Satyricon, written by Gaius Petronius of Nero's court and narrated by Encolpius, is a fragment. The section featuring Encolpius' adventures is fragmented, with no ending: "the exit of the two principal characters is not fixed at the time our fragments come to an end" (W. C. Firebaugh, Translator). Consequently, there is some difficulty in attributing purpose to Encolpius' narrative and actions.
If it is true, however, that Petronius' story had a deep and lasting influence on literature, as Firebaugh posits ("[Satyricon's] powerful influence upon the literature of the world"), then we ought to be able to borrow a literary model and a Shakespearean technique to overlay what we do have in order to discover a purpose attributable to Encolpius.
The literary model is that of laying out in the early pages of a work the key elements that will take shape through the course of the narrative. The Shakespearean technique is that of putting wisdom into the lines of seemingly insignificant characters and speeches: Shakespearean Clowns and Fools often carry the lines, in seemingly insignificant speeches, that establish key elements of plot, characterization and theme; King Lear's Fool comes readily to mind.
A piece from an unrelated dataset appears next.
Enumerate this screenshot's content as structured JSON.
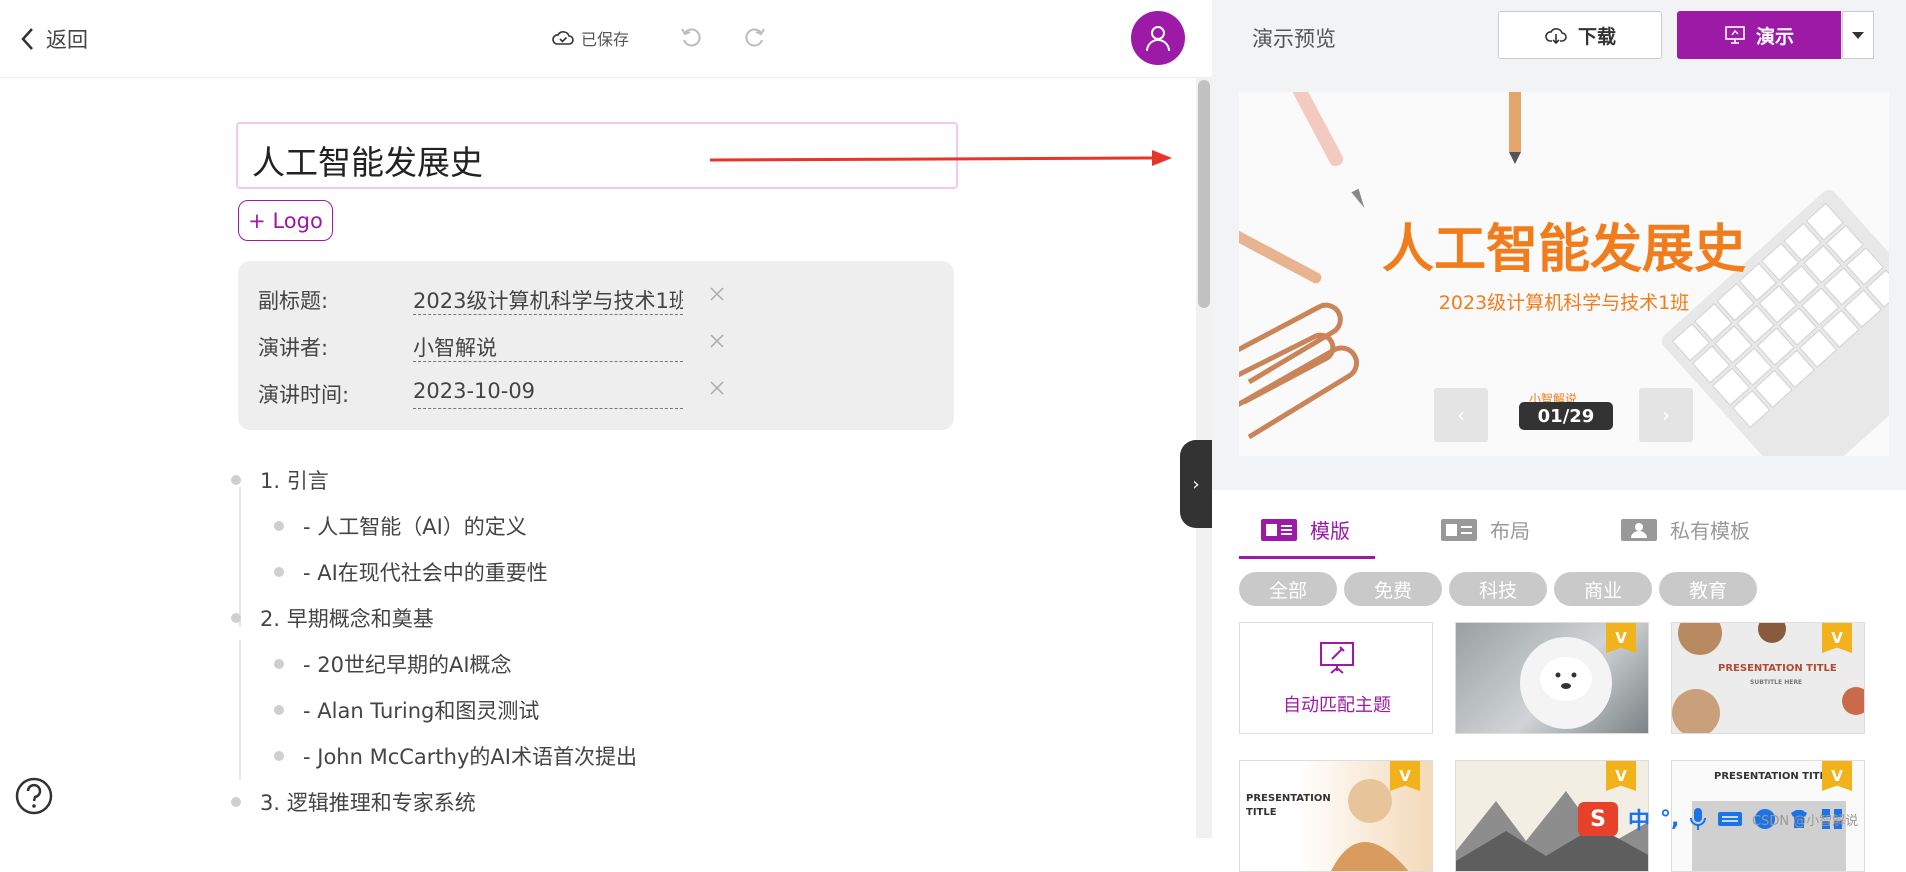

By using this approach—by borrowing the model and technique as an overlay—we can say that Agamemnon's recitation of verse in the fifth paragraph (called Chapter the Fifth)—being a foundational speech early in the fragment and being seemingly insignificant verse—holds the clue to both the direction of the plot development and to Encolpius' purpose.
We find in Agamemnon's recitation that he warns young men against "riff-raff," "evil companions" in dining and drinking, "poetry" and "sirens." We go on to find through Encolpius' narration that these are precisely the things that Encolpius, Ascyltos and Giton pursue, engage in and run from in their adventures. We also find in Encolpius' opening speech that he decries false rhetoric of "empty discord" and admonishes a "dignified ... a chaste, style" that "rises supreme by its own natural purity" (Chapter the Second), which he associates with the learning and wisdom of Sophocles, Euripides, Plato and Demosthenes.
When we put these two together—Agamemnon warning against the things that deter a young man from acquiring clear thinking and Encolpius admonishing "supreme" rhetoric—we can deduce that a reasonable purpose attributable to Encolpius would be that of illustrating the need for pursuit of wisdom, such as Agamemnon admonishes, through the pursuit of clear thinking expressed in "supreme" rhetoric, such as Encolpius admonishes.
If this suggested purpose proves plausible, then we might expect the story would have ended, being a satirical comedy, with Encolpius, Ascyltos and Giton returning to where they began, sadder but wiser young men, having indulged in all Agamemnon warned against and now newly devoted to the right course, that which was followed by Socrates, Demosthenes and Cicero.
Agamemnon: ...later, [after] the lore
Of Socrates' school he has mastered, the reins let him fling,
And brandish the weapons that mighty Demosthenes bore.
Then, steeped in the culture and music of Greece, let his taste
Be ripened and mellowed by all the great writers of Rome.
At first, let him haunt not the courts; let his pages be graced
By ringing and rhythmic effusions composed in his home [not to the Court]
In eloquent words such as undaunted Cicero chose.
Come! Gird up thy soul! Inspiration will then force a vent
And rush in a flood from [the] heart... (Chapter the Fifth)